▶ Records
►

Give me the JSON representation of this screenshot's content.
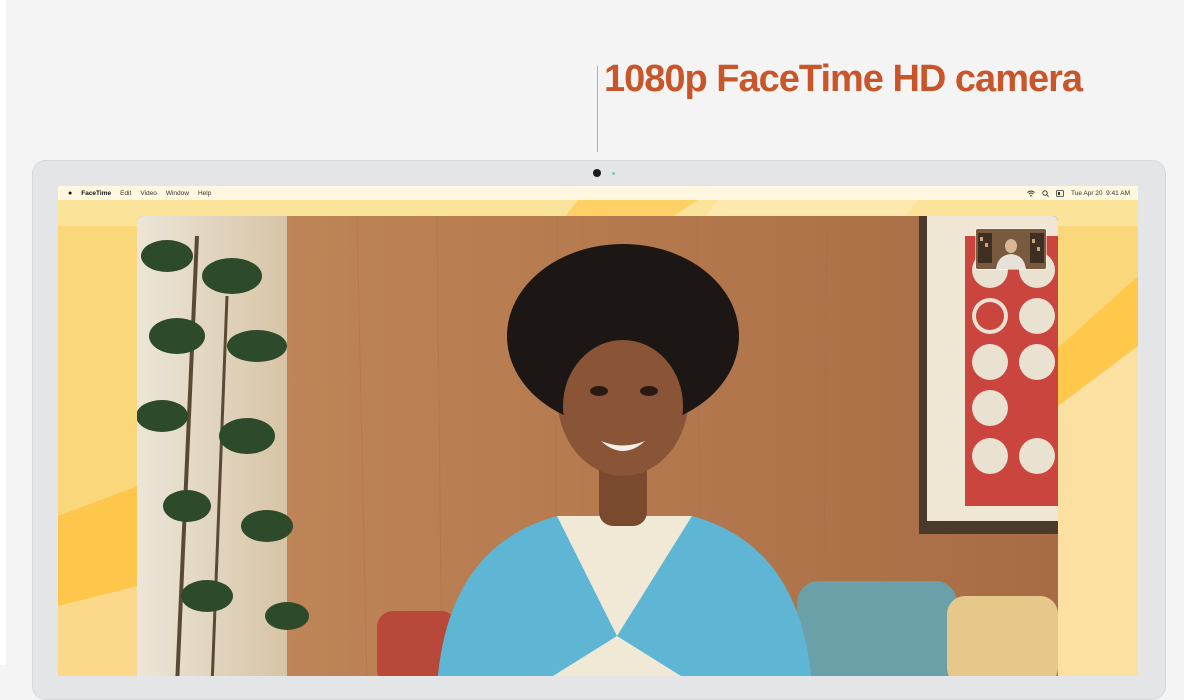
{
  "headline": "1080p FaceTime HD camera",
  "colors": {
    "headline": "#c8562a",
    "wallpaper": "#f9d77a",
    "sweater": "#5fb6d4"
  },
  "menubar": {
    "apple_icon": "apple-logo-icon",
    "app_name": "FaceTime",
    "items": [
      "Edit",
      "Video",
      "Window",
      "Help"
    ],
    "status_icons": [
      "wifi-icon",
      "search-icon",
      "control-center-icon"
    ],
    "datetime": "Tue Apr 20  9:41 AM"
  },
  "facetime": {
    "main_video": "remote-participant-video",
    "self_view": "self-view-thumbnail"
  }
}
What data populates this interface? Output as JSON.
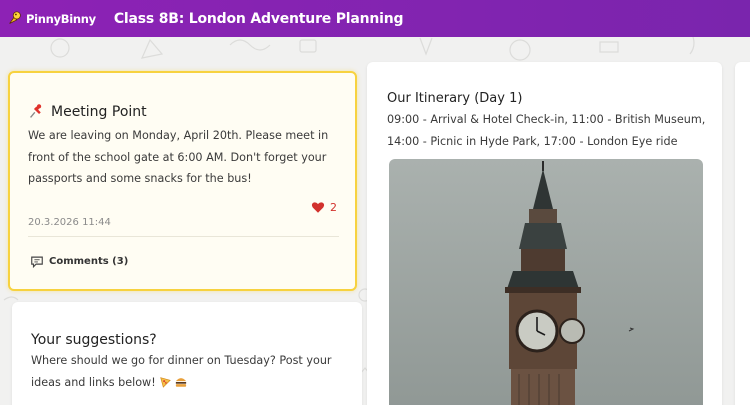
{
  "header": {
    "logo_text": "PinnyBinny",
    "board_title": "Class 8B: London Adventure Planning",
    "bar_color": "#8d22b5"
  },
  "posts": {
    "meeting": {
      "icon": "pushpin-icon",
      "title": "Meeting Point",
      "body": "We are leaving on Monday, April 20th. Please meet in front of the school gate at 6:00 AM. Don't forget your passports and some snacks for the bus!",
      "date": "20.3.2026 11:44",
      "likes": "2",
      "comments_label": "Comments (3)",
      "highlight_color": "#f7d23f"
    },
    "suggestions": {
      "title": "Your suggestions?",
      "body": "Where should we go for dinner on Tuesday? Post your ideas and links below!",
      "emojis": [
        "pizza-icon",
        "burger-icon"
      ]
    },
    "itinerary": {
      "title": "Our Itinerary (Day 1)",
      "body": "09:00 - Arrival & Hotel Check-in, 11:00 - British Museum, 14:00 - Picnic in Hyde Park, 17:00 - London Eye ride",
      "image": "big-ben-photo"
    }
  }
}
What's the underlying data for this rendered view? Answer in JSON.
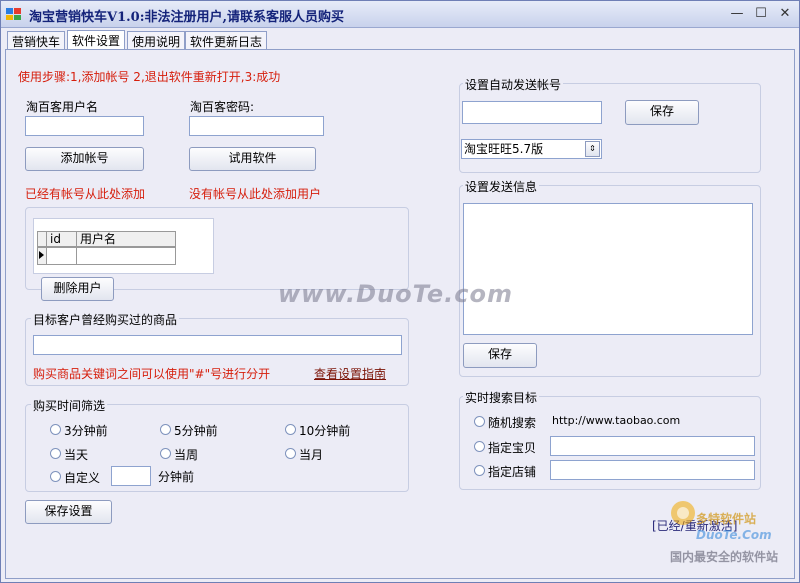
{
  "window": {
    "title": "淘宝营销快车V1.0:非法注册用户,请联系客服人员购买",
    "controls": [
      "—",
      "☐",
      "✕"
    ]
  },
  "tabs": [
    {
      "label": "营销快车",
      "active": false
    },
    {
      "label": "软件设置",
      "active": true
    },
    {
      "label": "使用说明",
      "active": false
    },
    {
      "label": "软件更新日志",
      "active": false
    }
  ],
  "left": {
    "steps": "使用步骤:1,添加帐号 2,退出软件重新打开,3:成功",
    "username_label": "淘百客用户名",
    "username_value": "",
    "password_label": "淘百客密码:",
    "password_value": "",
    "add_account_button": "添加帐号",
    "trial_button": "试用软件",
    "has_account_hint": "已经有帐号从此处添加",
    "no_account_hint": "没有帐号从此处添加用户",
    "grid_columns": [
      "id",
      "用户名"
    ],
    "delete_user_button": "删除用户",
    "products_group_title": "目标客户曾经购买过的商品",
    "products_value": "",
    "keyword_hint": "购买商品关键词之间可以使用\"#\"号进行分开",
    "guide_link": "查看设置指南",
    "time_group_title": "购买时间筛选",
    "time_options": [
      "3分钟前",
      "5分钟前",
      "10分钟前",
      "当天",
      "当周",
      "当月",
      "自定义"
    ],
    "custom_suffix": "分钟前",
    "custom_value": "",
    "save_settings_button": "保存设置"
  },
  "right": {
    "auto_account_title": "设置自动发送帐号",
    "auto_account_value": "",
    "save_button": "保存",
    "client_select": "淘宝旺旺5.7版",
    "message_title": "设置发送信息",
    "message_value": "",
    "message_save_button": "保存",
    "realtime_title": "实时搜索目标",
    "random_search_label": "随机搜索",
    "random_search_url": "http://www.taobao.com",
    "item_label": "指定宝贝",
    "item_value": "",
    "shop_label": "指定店铺",
    "shop_value": ""
  },
  "footer": {
    "status_link": "[已经/重新激活]"
  },
  "watermarks": {
    "main": "www.DuoTe.com",
    "logo_cn": "多特软件站",
    "logo_en": "DuoTe.Com",
    "logo_slogan": "国内最安全的软件站"
  }
}
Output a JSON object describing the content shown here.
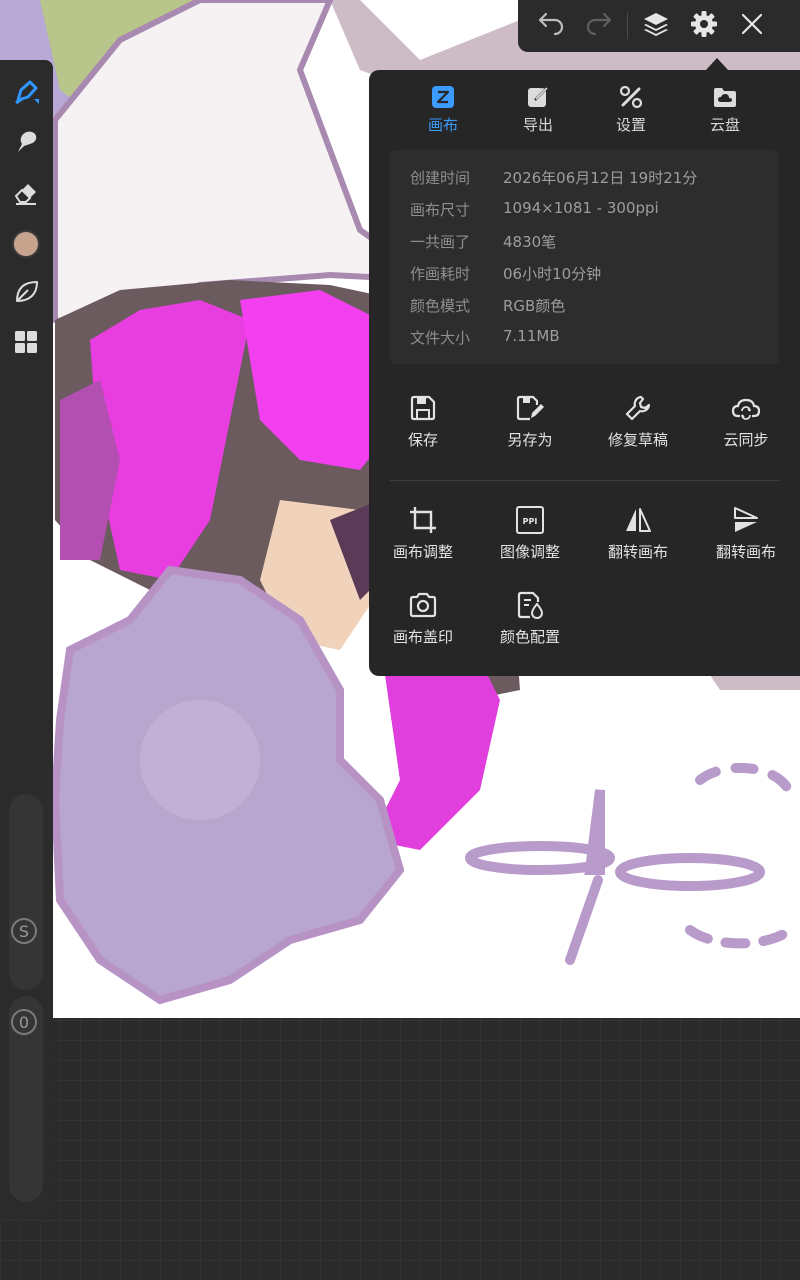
{
  "colors": {
    "accent": "#3b9bff",
    "current_brush_color": "#c8a48e",
    "panel_bg": "#262626",
    "toolbar_bg": "#2b2b2b"
  },
  "top_toolbar": {
    "icons": [
      "undo-icon",
      "redo-icon",
      "layers-icon",
      "settings-gear-icon",
      "close-icon"
    ]
  },
  "left_toolbar": {
    "tools": [
      "brush-icon",
      "smudge-icon",
      "eraser-icon",
      "color-swatch",
      "leaf-icon",
      "grid-menu-icon"
    ],
    "size_slider_label": "S",
    "opacity_slider_label": "0"
  },
  "settings_panel": {
    "tabs": [
      {
        "label": "画布",
        "icon": "canvas-icon",
        "active": true
      },
      {
        "label": "导出",
        "icon": "export-icon",
        "active": false
      },
      {
        "label": "设置",
        "icon": "tools-icon",
        "active": false
      },
      {
        "label": "云盘",
        "icon": "cloud-folder-icon",
        "active": false
      }
    ],
    "info": [
      {
        "key": "创建时间",
        "value": "2026年06月12日 19时21分"
      },
      {
        "key": "画布尺寸",
        "value": "1094×1081 - 300ppi"
      },
      {
        "key": "一共画了",
        "value": "4830笔"
      },
      {
        "key": "作画耗时",
        "value": "06小时10分钟"
      },
      {
        "key": "颜色模式",
        "value": "RGB颜色"
      },
      {
        "key": "文件大小",
        "value": "7.11MB"
      }
    ],
    "file_actions": [
      {
        "label": "保存",
        "icon": "save-icon"
      },
      {
        "label": "另存为",
        "icon": "save-as-icon"
      },
      {
        "label": "修复草稿",
        "icon": "wrench-icon"
      },
      {
        "label": "云同步",
        "icon": "cloud-sync-icon"
      }
    ],
    "canvas_actions": [
      {
        "label": "画布调整",
        "icon": "crop-icon"
      },
      {
        "label": "图像调整",
        "icon": "ppi-icon"
      },
      {
        "label": "翻转画布",
        "icon": "flip-horizontal-icon"
      },
      {
        "label": "翻转画布",
        "icon": "flip-vertical-icon"
      },
      {
        "label": "画布盖印",
        "icon": "camera-stamp-icon"
      },
      {
        "label": "颜色配置",
        "icon": "color-profile-icon"
      }
    ],
    "ppi_icon_text": "PPI"
  }
}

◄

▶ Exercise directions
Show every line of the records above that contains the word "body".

▶ Your solution
      "body": "We are leaving on Monday, April 20th. Please meet in front of the school gate at 6:00 AM. Don't forget your passports and some snacks for the bus!",
      "body": "Where should we go for dinner on Tuesday? Post your ideas and links below!",
      "body": "09:00 - Arrival & Hotel Check-in, 11:00 - British Museum, 14:00 - Picnic in Hyde Park, 17:00 - London Eye ride",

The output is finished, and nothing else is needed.